No good deed goes unpunished, and yesterday I helped my flatmate buy t-shirts online, which means that every single part of the internet is insistently trying to sell me mid-range* menswear today.
I have a working knowledge of internet algorithms, so I understand why they think that all human people, having bought the thing they need, now only want to buy that thing, in infinitesimal variations, for the rest of their life. (To be fair, this logic does hold for a very few things that a human needs – like toilet paper. In some ways I like the assumed austerity of the internet’s thought processes. It’s not all about teenage vine stars and ‘liking’ horrific animal rights abuse photos, guys. The internet is also here to encourage you to repeat order your toothpaste).
Parts of the internet, however, I am less well disposed towards. For instance, amazon now asks me, every single time I purchase something (and they’ve recently dramatically increased their prime membership, so to get them back I’m buying even more from them) if I want to ‘share my purchase on FB, twitter or by email’. Amazon! Half the reason anyone buys things on you is because they’re embarrassed to get them from real people in real life. (The other half is laziness).
Why on earth would I want people to know that I bought a copy of the bible (My old one was falling apart, from over-use) or a guide to charitable giving (I just wanted to make sure I was tax-efficient, so I could give even more) or an extremely expensive birthday present for my little sister?
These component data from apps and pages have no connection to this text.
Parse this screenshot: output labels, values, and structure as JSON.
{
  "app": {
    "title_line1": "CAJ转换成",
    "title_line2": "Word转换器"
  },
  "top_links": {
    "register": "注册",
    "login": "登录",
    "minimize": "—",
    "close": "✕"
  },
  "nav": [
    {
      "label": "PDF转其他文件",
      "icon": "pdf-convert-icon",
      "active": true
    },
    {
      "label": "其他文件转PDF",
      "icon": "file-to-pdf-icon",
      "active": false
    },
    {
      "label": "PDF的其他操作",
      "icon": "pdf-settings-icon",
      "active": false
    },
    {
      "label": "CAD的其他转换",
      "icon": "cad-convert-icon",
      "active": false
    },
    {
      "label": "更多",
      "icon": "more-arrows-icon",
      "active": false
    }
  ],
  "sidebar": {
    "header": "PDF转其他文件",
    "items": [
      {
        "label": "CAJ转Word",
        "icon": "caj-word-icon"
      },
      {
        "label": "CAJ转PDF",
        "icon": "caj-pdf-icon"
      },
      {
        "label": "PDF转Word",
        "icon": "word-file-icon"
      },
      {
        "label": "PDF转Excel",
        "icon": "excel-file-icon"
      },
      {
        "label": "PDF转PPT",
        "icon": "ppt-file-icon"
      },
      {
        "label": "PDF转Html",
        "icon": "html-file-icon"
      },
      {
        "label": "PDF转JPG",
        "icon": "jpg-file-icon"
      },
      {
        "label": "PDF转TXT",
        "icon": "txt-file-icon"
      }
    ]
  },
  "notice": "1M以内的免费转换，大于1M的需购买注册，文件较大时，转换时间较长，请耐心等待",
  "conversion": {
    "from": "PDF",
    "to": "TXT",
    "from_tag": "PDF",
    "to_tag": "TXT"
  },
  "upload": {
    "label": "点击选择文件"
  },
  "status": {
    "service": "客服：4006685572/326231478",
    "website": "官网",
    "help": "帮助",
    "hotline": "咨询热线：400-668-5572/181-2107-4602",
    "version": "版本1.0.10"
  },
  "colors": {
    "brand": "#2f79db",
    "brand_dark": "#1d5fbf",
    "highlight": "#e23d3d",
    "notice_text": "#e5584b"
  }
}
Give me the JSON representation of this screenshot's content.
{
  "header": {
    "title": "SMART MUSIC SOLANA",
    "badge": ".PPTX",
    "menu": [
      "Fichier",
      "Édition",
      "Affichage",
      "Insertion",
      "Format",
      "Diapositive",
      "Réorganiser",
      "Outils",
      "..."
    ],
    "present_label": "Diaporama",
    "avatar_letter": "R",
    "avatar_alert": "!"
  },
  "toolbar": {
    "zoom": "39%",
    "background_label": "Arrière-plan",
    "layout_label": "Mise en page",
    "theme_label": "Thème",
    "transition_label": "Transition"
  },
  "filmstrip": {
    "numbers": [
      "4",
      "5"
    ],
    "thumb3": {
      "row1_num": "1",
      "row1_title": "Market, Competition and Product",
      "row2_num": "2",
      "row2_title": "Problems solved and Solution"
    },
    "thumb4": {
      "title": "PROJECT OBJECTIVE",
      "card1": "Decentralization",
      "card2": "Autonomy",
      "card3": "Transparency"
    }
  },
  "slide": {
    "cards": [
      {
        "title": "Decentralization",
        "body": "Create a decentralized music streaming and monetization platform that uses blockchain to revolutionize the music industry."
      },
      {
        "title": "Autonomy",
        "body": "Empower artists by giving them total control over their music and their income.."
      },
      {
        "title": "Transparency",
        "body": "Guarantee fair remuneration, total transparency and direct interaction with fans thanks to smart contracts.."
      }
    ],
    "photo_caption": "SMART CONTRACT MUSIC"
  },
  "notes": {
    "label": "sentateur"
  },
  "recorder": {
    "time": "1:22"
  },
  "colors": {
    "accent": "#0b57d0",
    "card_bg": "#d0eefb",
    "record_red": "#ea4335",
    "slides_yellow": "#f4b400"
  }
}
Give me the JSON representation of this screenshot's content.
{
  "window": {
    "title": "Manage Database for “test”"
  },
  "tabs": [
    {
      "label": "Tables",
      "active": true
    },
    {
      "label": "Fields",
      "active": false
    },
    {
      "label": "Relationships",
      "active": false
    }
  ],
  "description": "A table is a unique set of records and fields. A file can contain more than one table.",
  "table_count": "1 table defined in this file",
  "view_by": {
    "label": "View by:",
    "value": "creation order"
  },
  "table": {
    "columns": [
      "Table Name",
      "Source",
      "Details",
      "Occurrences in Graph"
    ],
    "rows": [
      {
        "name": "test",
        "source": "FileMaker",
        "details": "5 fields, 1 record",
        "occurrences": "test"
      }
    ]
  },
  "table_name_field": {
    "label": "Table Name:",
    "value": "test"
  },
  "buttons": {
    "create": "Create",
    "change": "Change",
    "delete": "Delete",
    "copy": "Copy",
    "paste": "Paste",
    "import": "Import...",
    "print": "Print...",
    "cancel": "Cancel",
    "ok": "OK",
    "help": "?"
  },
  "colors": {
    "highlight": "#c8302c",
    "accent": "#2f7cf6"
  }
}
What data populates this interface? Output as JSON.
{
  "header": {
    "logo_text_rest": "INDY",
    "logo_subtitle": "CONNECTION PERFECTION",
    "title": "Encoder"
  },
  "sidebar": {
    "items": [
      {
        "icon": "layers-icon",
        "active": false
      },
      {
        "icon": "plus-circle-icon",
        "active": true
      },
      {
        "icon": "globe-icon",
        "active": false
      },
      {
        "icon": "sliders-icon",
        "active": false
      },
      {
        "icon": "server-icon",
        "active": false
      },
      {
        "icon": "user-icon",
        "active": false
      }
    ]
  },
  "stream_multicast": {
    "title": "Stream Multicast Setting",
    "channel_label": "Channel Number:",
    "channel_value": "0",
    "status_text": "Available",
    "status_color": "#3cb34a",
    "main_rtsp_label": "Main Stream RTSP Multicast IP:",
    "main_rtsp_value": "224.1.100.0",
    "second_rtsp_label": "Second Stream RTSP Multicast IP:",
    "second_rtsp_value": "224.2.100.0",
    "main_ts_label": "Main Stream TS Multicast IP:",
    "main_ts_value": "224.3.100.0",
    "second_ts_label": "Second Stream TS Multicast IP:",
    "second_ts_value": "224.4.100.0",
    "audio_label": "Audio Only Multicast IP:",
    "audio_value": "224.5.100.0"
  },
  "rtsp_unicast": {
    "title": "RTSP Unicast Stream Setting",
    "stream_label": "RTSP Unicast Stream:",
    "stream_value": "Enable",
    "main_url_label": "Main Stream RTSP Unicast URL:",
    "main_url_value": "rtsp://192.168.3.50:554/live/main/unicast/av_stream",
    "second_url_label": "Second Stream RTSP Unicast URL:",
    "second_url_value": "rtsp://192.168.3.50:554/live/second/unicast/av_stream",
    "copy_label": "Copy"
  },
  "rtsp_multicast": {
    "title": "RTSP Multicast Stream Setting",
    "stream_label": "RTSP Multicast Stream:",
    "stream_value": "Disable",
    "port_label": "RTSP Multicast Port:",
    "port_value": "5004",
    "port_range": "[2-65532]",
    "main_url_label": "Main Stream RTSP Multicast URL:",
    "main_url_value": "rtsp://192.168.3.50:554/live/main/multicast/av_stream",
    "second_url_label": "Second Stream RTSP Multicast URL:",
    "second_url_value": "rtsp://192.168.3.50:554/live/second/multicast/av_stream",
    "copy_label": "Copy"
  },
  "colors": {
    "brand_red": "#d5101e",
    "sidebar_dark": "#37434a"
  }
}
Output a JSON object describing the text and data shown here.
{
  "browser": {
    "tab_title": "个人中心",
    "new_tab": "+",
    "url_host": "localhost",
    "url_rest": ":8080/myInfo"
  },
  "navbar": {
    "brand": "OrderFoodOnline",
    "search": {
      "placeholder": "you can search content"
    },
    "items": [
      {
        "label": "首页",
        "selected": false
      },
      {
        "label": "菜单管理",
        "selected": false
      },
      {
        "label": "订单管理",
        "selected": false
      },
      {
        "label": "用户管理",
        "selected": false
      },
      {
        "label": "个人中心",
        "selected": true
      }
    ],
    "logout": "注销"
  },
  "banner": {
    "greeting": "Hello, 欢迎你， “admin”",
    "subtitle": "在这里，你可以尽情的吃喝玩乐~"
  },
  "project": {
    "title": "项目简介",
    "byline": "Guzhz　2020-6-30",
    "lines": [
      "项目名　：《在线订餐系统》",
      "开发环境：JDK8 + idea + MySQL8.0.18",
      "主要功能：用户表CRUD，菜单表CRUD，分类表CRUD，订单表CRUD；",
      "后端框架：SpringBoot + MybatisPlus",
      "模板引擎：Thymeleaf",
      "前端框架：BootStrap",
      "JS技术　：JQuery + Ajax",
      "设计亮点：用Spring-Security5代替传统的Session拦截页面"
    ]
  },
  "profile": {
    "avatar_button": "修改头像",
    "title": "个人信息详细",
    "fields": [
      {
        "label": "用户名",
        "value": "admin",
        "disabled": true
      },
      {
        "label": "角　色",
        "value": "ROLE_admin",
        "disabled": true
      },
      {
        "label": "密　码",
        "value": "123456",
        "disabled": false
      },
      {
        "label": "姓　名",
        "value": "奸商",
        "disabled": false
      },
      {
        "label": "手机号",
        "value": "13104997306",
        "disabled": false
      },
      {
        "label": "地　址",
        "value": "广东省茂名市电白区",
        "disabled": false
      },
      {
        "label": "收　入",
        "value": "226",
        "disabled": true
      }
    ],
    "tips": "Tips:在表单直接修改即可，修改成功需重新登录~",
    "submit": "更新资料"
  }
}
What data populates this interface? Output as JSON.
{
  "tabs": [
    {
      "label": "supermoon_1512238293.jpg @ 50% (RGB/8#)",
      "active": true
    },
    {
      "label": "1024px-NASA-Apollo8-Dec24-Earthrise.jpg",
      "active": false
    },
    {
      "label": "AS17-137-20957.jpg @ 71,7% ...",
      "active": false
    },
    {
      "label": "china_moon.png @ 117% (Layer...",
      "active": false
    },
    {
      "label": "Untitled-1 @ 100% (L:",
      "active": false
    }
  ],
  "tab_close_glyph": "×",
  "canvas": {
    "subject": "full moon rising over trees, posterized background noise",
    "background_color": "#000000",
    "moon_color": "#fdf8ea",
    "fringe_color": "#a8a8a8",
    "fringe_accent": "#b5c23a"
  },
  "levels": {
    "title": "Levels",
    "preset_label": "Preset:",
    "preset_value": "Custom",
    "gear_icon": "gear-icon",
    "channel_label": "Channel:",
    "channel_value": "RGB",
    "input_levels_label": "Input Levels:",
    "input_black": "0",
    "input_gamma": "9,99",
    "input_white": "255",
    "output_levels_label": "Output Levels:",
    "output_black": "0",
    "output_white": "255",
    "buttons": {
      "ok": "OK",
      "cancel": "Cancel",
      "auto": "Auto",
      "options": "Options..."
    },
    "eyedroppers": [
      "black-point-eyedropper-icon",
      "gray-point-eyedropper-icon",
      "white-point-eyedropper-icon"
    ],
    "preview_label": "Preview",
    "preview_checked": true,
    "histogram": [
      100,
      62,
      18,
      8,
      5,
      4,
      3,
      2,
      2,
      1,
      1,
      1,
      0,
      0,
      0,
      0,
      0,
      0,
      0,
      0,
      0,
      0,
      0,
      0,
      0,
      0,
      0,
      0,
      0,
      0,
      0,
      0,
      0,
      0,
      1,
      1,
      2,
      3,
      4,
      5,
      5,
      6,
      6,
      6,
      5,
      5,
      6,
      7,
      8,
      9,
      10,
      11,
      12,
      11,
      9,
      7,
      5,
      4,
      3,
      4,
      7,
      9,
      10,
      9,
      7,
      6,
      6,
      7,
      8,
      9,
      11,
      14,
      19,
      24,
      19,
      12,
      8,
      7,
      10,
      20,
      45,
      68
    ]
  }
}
I simply can’t see any place in my life for such egregious self-aggrandizement.
*This sounds more revealing than I meant it to. I just meant t-shirts that are more expensive than produced by child labour, and less expensive than YOU COULD BUY AN ENTIRE WARDROBE FOR THAT HOW BIG IS THIS T-SHIRT ANYWAY